Working out what makes a good marriage
With three marriages under his belt over the past 40 years, James Daniels says he has finally figured out "how to love a woman".
With the international day of romance tomorrow, the 58-year-old former Christchurch man shared his thoughts on relationships and love.
Daniels married his first wife, Sue, in New Brighton on February 3, 1973. He was just 17 and his pregnant wife was 16.
Friends were shocked by his quick nuptials.
"Not many people got married quite so quickly after finishing their schooling. The holidays hadn't even finished," he said.
Their baby daughter was born shortly after.
Eight years and a second daughter later, the marriage fell apart.
"I had not grasped the fact that men no longer ruled the roost. Women were being empowered and female expectations within relationships had changed through the 1970s," he said.
"While I struggled with that outcome, I eventually got over myself."
Within six months of ending his first marriage, Daniels had met his second wife, Nikki. They were together for 11 years before divorcing.
"I left that relationship with regret, half the assets and a son," he said.

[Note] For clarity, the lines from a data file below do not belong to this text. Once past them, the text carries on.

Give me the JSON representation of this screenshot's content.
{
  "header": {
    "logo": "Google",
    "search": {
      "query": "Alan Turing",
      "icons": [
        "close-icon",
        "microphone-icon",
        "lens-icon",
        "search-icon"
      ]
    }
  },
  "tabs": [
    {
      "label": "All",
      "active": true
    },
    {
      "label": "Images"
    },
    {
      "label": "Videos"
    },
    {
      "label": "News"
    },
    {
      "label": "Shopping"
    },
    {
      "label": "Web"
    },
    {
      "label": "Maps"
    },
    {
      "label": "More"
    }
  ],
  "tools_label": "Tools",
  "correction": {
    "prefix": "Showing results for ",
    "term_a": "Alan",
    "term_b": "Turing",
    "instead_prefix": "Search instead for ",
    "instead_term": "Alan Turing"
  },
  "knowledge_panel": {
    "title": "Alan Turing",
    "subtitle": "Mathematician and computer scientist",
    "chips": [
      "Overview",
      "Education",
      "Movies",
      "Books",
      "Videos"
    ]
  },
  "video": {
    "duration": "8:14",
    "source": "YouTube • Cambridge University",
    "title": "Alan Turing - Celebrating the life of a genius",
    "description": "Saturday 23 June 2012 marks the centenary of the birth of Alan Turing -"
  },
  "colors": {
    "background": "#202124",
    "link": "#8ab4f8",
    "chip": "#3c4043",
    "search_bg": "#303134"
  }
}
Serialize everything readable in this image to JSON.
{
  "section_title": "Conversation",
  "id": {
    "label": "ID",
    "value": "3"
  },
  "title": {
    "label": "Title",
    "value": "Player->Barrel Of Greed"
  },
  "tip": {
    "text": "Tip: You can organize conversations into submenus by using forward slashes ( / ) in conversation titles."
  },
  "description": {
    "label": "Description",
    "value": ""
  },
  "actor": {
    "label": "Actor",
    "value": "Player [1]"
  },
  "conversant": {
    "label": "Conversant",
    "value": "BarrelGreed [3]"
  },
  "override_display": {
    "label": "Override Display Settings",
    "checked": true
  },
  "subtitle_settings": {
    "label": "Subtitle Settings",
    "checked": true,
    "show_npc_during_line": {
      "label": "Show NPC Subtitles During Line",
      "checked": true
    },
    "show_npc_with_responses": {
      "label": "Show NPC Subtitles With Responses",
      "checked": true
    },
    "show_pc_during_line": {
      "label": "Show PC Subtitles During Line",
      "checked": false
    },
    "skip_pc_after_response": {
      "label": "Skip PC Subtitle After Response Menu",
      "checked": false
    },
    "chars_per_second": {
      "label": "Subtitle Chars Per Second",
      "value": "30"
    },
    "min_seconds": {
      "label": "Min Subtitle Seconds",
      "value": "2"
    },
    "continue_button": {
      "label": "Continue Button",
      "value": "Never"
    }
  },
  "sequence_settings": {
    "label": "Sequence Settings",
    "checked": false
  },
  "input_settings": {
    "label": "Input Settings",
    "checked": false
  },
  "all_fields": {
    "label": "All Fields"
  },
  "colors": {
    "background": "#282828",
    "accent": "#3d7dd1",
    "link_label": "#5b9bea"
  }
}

"After 12 years of being essentially single - apart from a couple of significant relationships - I finally met my last wife."
Daniels then met Diane, with whom he had attended North New Brighton School many years before.
"While I remembered the name, I hadn't had anything to do with her at school," he said.
She had spent 11 years overseas and had two young daughters. The pair married in 2005 within 18 months of meeting.
"It's heading for being my longest marriage," Daniels said.
He was now happily settled in his third marriage.
"[Diane] now benefits from the fact that I've finally figured out how to love a woman," he said.
"Maybe there is such a thing as third time lucky."
Daniels said there were two common denominators from each of his weddings - himself and his best man. "Stuart Lockie has been my best man three times."
He had "no regrets" from his two failed marriages, but had realised that "relationships require two equal partners".